* Your task *
Output all of the data verbatim.

* Supplied data *
-*-

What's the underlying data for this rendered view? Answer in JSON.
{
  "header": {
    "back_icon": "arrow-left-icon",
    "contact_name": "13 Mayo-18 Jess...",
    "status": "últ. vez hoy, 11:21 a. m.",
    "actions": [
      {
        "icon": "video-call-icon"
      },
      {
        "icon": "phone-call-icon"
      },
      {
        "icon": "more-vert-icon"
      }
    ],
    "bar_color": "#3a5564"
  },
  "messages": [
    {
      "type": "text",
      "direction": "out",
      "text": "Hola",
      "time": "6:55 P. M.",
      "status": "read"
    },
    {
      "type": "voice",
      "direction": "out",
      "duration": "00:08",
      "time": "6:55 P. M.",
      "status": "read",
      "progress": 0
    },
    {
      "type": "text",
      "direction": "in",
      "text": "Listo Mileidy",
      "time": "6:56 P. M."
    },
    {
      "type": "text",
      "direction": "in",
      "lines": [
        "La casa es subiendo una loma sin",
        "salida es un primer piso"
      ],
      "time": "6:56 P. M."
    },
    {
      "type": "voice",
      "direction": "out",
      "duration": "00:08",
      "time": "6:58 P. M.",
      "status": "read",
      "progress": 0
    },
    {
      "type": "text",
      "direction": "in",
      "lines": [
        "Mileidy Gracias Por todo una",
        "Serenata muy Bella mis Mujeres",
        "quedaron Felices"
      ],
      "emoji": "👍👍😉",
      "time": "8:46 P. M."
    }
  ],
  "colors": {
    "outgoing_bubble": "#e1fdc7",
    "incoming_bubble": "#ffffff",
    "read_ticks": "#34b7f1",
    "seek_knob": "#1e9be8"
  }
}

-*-

* Written solution *
What's the underlying data for this rendered view? Answer in JSON.
{
  "header": {
    "back_icon": "arrow-left-icon",
    "contact_name": "13 Mayo-18 Jess...",
    "status": "últ. vez hoy, 11:21 a. m.",
    "actions": [
      {
        "icon": "video-call-icon"
      },
      {
        "icon": "phone-call-icon"
      },
      {
        "icon": "more-vert-icon"
      }
    ],
    "bar_color": "#3a5564"
  },
  "messages": [
    {
      "type": "text",
      "direction": "out",
      "text": "Hola",
      "time": "6:55 P. M.",
      "status": "read"
    },
    {
      "type": "voice",
      "direction": "out",
      "duration": "00:08",
      "time": "6:55 P. M.",
      "status": "read",
      "progress": 0
    },
    {
      "type": "text",
      "direction": "in",
      "text": "Listo Mileidy",
      "time": "6:56 P. M."
    },
    {
      "type": "text",
      "direction": "in",
      "lines": [
        "La casa es subiendo una loma sin",
        "salida es un primer piso"
      ],
      "time": "6:56 P. M."
    },
    {
      "type": "voice",
      "direction": "out",
      "duration": "00:08",
      "time": "6:58 P. M.",
      "status": "read",
      "progress": 0
    },
    {
      "type": "text",
      "direction": "in",
      "lines": [
        "Mileidy Gracias Por todo una",
        "Serenata muy Bella mis Mujeres",
        "quedaron Felices"
      ],
      "emoji": "👍👍😉",
      "time": "8:46 P. M."
    }
  ],
  "colors": {
    "outgoing_bubble": "#e1fdc7",
    "incoming_bubble": "#ffffff",
    "read_ticks": "#34b7f1",
    "seek_knob": "#1e9be8"
  }
}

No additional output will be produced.